    • Page 32 A comparison of data over the period shows that though rural to rural flow overwhelming the other streams of migration, the proportion has decline for both sexes. Perhaps creation of employment in villages through NREGA reduces rural to rural flow by mitigating distress/seasonal migration. The emerging migration patterns indicate that rural to urban flow shows an upward trend for both sexes, though the increase is insignificant for female. Urban to urban flow also shows a marginal increase between two periods. It is expected that with generation of employment opportunities in urban areas, migration from rural areas continuously increases. The latest NSS estimates shows that more than half (56percent) migration in the rural to urban flow is due to employment and there occurs an increase in salaried/wage earning class over the period from 28 percent in 1999/00 to 32 percent in 2007/08 which is declining in other types of employment. In this regard studies by shows that the increasing rural to urban migration in recent years is largely endorsed to economic reasons as they mostly motivated by availability of urban employment in the expanding informal sector. Some development analysts hold that the structural reform adopted in the country since the early 1990s – the basic factor in India‟s rapid acceleration of economic growth to over 8 per cent per annum in real terms for over half a decade – has opened up job opportunities in several globally linked sectors located in and around the cities, boosting rural–urban migration.

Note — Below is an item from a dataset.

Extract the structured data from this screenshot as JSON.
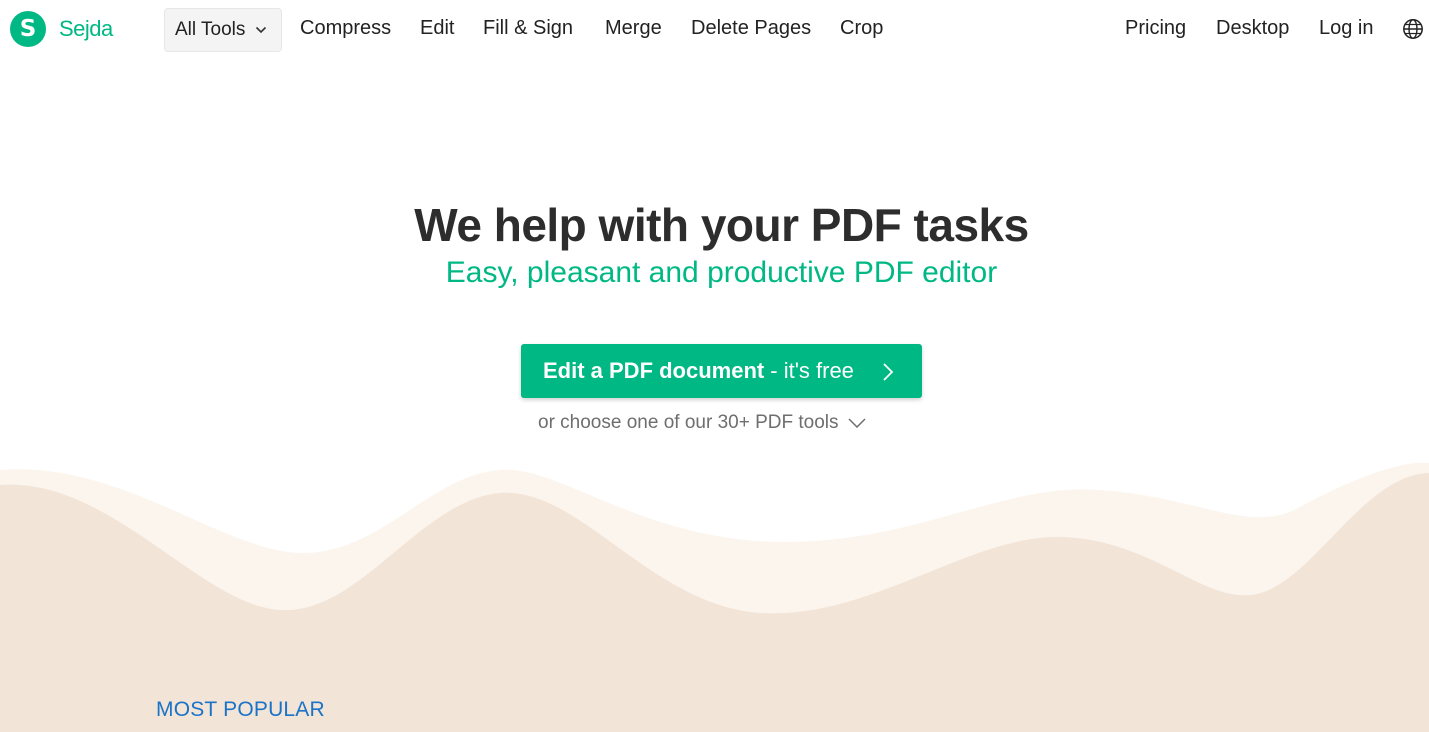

    • Page 33 Conclusion The study suggests that the stream of women migration is not favorable for the social structure in general and rural area in particular for India. So, the Indian policy makers should concentrate on rural development to surge the sex ratio in general and rural areas in particular to save the social structure, rural culture and as well as an optimum development of urban areas of the country.
    • Page 34 BIBLIOGRAPHY ARTILCLES Livemint Economic times Readers digest WEBSITES www.google.com www.wikipedia.com www.scribd.com www.nsso.co.in www.mospi.nic.in www.bloomberg.com